= Action item =
Find every line in the entries that holds the string "title" and report it.

= Data =
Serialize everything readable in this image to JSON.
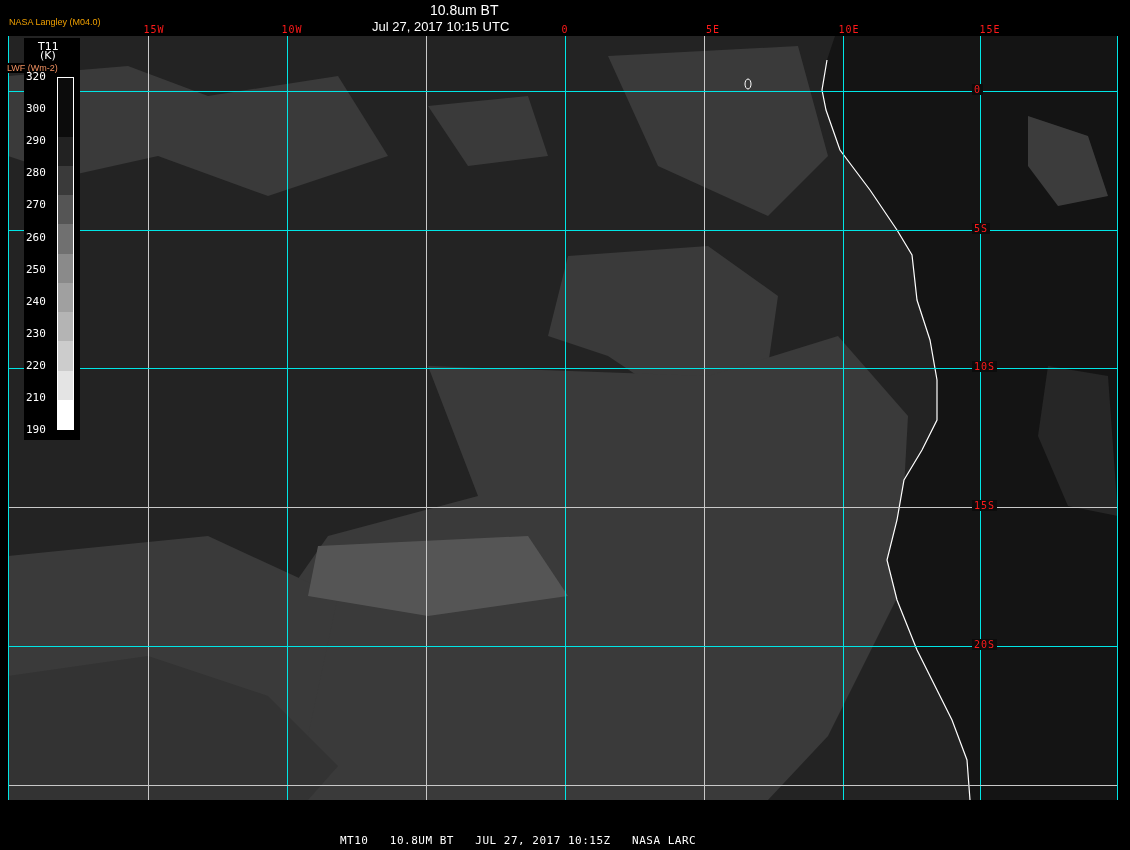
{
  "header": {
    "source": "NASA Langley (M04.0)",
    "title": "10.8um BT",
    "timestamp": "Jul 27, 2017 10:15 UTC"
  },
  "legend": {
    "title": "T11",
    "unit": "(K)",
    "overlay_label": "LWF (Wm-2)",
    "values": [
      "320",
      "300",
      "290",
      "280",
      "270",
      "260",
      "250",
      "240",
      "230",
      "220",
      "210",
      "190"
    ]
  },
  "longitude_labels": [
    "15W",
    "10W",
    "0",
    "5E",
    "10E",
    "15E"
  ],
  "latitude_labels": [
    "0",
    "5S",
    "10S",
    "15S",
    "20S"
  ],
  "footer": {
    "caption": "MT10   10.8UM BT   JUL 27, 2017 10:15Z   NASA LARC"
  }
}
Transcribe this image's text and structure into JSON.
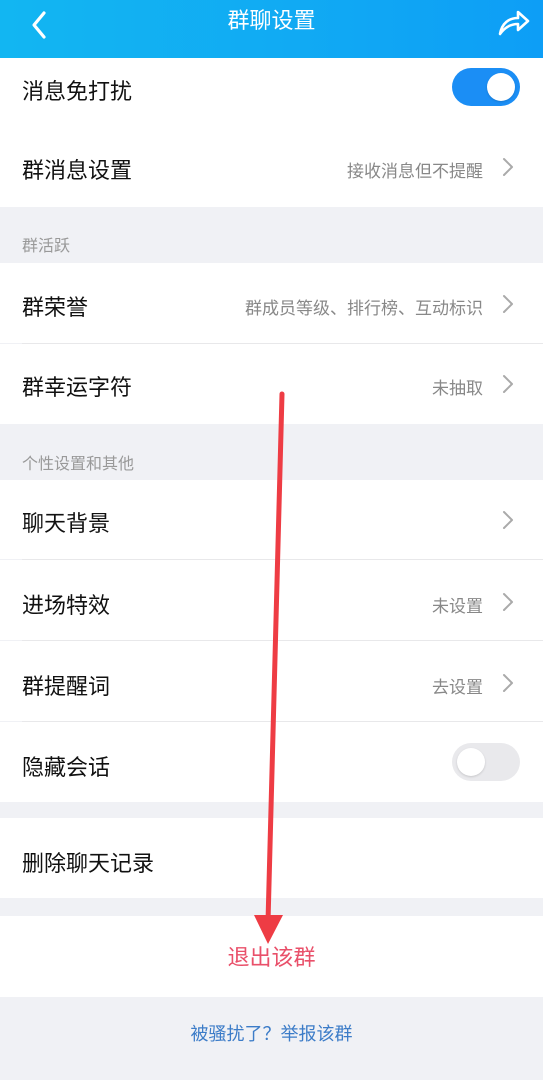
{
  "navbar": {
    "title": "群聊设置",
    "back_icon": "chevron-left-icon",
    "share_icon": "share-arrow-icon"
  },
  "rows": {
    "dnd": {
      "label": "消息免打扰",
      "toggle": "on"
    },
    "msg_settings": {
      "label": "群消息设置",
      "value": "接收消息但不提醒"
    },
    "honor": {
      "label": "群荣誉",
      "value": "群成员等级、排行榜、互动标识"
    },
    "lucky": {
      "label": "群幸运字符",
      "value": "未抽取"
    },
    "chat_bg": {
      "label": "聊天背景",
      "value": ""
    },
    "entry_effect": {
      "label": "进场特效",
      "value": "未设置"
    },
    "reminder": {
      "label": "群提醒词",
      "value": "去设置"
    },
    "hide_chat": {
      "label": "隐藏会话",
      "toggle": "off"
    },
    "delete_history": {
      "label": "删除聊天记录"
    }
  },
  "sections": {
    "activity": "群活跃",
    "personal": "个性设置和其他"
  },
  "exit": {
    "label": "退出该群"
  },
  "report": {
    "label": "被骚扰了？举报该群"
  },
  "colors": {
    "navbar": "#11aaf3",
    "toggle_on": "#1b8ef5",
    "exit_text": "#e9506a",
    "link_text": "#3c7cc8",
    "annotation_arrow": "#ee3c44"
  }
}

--

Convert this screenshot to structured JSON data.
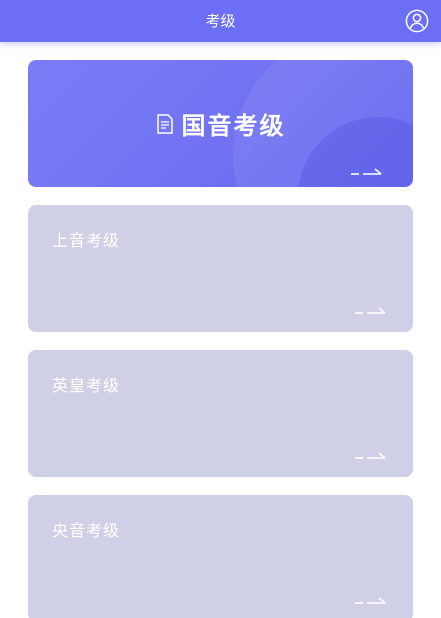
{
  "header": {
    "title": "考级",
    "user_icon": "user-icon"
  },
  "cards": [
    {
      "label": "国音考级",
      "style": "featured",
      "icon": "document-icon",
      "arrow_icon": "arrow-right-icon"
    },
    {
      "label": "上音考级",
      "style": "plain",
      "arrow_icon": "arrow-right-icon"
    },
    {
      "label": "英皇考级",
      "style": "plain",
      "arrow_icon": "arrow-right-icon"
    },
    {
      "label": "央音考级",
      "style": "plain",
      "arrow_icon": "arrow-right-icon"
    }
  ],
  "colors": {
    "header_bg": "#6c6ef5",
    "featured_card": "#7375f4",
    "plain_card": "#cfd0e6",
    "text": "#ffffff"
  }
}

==

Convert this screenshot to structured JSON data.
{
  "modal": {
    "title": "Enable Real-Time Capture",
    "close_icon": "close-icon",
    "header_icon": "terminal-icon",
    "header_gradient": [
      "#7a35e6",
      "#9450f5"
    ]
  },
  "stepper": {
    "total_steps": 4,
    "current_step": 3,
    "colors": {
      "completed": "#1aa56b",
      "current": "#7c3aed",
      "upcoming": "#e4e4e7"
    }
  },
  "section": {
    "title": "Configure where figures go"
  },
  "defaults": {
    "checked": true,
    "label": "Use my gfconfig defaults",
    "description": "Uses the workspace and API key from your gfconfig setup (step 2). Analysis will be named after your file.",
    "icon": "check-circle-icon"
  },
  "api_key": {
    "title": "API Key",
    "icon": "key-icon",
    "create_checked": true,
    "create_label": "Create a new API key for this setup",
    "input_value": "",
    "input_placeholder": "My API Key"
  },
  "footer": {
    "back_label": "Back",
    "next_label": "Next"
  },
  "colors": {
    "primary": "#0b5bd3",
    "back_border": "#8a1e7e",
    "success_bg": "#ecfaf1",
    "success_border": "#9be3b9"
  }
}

= Your response =
    "title": "10.8um BT",
    "title": "T11",
    "title": "群聊设置",
    "title": "考级",
    "title": "Enable Real-Time Capture",
    "title": "Configure where figures go"
    "title": "API Key",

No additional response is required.